TASK GOAL
Scan the entries that follow for the word "accent", then report every line in which it appears.

*** Opening of DATA ***

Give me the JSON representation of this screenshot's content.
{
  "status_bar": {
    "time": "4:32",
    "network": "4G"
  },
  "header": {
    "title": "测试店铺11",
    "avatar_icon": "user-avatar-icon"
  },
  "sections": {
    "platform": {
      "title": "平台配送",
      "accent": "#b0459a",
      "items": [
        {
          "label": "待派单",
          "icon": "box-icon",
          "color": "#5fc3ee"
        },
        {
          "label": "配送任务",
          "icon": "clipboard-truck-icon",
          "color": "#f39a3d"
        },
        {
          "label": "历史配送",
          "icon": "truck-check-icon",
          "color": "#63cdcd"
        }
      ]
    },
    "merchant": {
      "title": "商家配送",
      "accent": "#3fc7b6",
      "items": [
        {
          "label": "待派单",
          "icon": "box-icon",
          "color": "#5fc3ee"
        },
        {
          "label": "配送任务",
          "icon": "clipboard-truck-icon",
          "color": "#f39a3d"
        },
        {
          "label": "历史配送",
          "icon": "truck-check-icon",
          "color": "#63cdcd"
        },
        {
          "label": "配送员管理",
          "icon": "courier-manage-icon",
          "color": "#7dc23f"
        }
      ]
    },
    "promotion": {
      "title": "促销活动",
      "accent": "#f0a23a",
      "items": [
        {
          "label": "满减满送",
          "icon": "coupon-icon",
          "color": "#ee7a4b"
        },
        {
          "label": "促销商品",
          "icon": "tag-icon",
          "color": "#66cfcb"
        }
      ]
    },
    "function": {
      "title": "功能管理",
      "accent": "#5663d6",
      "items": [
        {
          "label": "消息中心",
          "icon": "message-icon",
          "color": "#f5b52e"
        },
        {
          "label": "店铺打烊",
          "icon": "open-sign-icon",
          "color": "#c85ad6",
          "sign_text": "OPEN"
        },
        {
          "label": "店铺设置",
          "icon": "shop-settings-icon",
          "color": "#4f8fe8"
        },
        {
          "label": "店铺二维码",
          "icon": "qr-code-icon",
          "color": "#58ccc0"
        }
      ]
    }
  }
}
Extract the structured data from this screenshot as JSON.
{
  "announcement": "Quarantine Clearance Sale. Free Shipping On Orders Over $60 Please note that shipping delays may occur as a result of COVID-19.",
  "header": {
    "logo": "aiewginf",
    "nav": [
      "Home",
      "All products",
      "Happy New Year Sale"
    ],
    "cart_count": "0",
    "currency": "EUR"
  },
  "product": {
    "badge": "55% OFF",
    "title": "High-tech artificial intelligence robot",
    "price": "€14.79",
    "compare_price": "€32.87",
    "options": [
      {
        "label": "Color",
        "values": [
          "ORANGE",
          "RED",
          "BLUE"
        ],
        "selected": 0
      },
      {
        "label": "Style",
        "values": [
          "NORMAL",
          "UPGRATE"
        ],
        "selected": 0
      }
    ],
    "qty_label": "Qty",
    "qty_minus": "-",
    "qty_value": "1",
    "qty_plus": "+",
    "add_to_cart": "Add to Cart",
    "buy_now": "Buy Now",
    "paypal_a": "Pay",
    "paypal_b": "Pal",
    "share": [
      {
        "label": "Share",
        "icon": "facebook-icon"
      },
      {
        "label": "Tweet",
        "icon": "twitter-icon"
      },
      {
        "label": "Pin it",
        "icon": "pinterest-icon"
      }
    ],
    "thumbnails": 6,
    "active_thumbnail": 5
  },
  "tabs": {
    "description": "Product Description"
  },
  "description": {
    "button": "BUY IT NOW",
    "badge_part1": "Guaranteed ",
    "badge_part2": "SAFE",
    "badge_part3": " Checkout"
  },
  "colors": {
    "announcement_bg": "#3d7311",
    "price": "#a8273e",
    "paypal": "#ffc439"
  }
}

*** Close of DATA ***

ANSWER TO THE EXERCISE
      "accent": "#b0459a",
      "accent": "#3fc7b6",
      "accent": "#f0a23a",
      "accent": "#5663d6",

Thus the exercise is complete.